The internet does make it easier to stay connected, but some times we’re off the internet for like two weeks. When we do have the internet it’s sometimes that one email or text that keeps some of us alive and keeps people from losing their minds. It’s really hard to be in the navy and be an independent artist, so when I get messages saying, “Hey, man, keep making music,” that really helps me. These are from people I’ve never met, maybe 20 states away from me. It’s really beneficial to be supported like that.
How did “Cell Block 68” get written?
“Cell Block 68” was the second song I wrote while I was in the navy. I wrote that one towards the end of my first underway — December 2016, I think. Sometimes at night it would be kind of boring. Me and my mentor would pull out our guitars and jam all night. The others would be sipping coffee and listening to us. It was like being in an all-night café. I think in the future I just might create some kind of space for that.
One night I cut in with a riff. Then I came up with the first line and got out a piece of paper and wrote it down, Then we passed the paper around, everyone writing down a line about what it meant to them to be deployed, for example one guy wrote, “My son grows up without a father.” They did the first half of the first verse and I did the rest. This song literally came together in the middle of the ocean. It was one of the most interesting experiences I’ve ever had. After that I’d play the song and people would record it on their phones. People now come up to me and tell me they fall asleep to that song. It’s a great experience to touch people like that.
How did you learn to sing like that?
Three of the songs from the EP were recorded in Houston and two in Seattle, so when we were doing “The Deployment Song” we were back in Houston and I was kind of missing some of my boys. They hadn’t heard me sing yet, just a rap a little, so when I first got into the studio they were like, “Whoa, bro, who are you? You’re in the navy with these kinds of vocals?”
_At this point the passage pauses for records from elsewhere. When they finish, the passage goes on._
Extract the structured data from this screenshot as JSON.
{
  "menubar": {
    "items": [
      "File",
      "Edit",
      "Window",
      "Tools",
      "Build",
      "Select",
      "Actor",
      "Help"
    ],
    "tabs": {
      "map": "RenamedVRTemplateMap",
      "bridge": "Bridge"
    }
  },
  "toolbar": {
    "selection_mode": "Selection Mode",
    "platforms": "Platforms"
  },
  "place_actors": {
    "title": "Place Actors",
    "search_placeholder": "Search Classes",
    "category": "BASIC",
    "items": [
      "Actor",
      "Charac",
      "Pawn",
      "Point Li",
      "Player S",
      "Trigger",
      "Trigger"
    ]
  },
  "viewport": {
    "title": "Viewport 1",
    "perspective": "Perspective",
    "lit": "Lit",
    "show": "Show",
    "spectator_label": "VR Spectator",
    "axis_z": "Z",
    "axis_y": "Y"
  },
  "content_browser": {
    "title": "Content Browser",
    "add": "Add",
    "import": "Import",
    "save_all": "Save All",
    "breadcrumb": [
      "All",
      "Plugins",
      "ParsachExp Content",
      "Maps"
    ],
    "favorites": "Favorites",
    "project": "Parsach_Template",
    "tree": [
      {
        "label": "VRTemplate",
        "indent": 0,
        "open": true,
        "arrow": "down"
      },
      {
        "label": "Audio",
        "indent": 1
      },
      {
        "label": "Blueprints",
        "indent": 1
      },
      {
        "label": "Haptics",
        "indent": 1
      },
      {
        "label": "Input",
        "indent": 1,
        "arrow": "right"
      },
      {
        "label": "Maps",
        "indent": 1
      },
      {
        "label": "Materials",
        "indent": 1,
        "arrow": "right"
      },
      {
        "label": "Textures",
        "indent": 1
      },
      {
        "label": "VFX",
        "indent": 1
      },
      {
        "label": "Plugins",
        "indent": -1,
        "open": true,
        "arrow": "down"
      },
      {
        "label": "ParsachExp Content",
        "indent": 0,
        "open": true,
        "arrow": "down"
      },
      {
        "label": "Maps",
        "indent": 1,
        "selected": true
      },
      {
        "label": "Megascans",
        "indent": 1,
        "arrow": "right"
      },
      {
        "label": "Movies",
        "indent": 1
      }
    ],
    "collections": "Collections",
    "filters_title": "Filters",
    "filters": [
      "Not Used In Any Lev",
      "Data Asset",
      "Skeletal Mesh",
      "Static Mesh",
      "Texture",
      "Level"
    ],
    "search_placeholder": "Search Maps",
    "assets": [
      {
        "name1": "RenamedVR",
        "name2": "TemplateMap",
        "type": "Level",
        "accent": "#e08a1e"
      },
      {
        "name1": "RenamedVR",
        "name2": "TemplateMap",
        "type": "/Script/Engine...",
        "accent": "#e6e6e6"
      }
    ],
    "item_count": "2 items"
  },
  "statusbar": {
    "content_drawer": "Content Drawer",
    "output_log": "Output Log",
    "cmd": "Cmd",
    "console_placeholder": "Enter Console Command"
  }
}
I normally get the vocals right the first time, but I do four or five takes anyway just so I can pick the best one. The hard part is the guitar. I love playing guitar, but playing guitar in the studio is a whole different beast.
When I was growing up I didn’t even think I could sing. I didn’t like the sound of my voice until a few years ago, and it was only seeing the responses from other people that convinced me I could do it.
You need that nudge. I don’t want to say you need people to believe in you, but you need some affirmation. Even the talent you’re born with takes a lot of “curing.”
Where do you get the ideas for your lyrics?
I’m a huge fan of rap and hiphop. I used to rap about clothes and cars and women even though I was in a place in my life where none of that was true. I was talking about all the stuff I didn’t have. Many people do that and it doesn’t hurt their conscience, but for me I could put out dishonest music for only so long. It wasn’t genuine. I was a lot more comfortable with rapping when I focused on my own issues.
When I write a song the words and music come together almost at the same time. I’ll think of a line and it just brings its own music with it.
That comes from a history of reading and writing a lot of poetry. When I was 17 or 18 I’d be in bookstores every other day, just reading poetry books, nonstop. Some of my favourites are Hafiz, Rumi, Pablo Neruda, and Charles Bukowski. Then there’s the Instagram poets like Christopher Poindexter and Drake. Stephen King wrote a book called On Writing that really changed the way I approach life. For me the best part of being on the boat was being able to read so much. Reading really helps you deal with your issues and connect the dots. I read a lot of Robert Green, like Mastery and 48 Laws of Power. I read The Alchemist like for the tenth time, and The Subtle Art of Not Giving a F**k by Mark Benson. All kinds of stuff.
What’s coming after the EP launch?
I’m working on my second EP, Two Tornadoes. I’m also working on a poetry book, which I’ve wanted to do for years, as well as trying to get my Youtube channel up and running.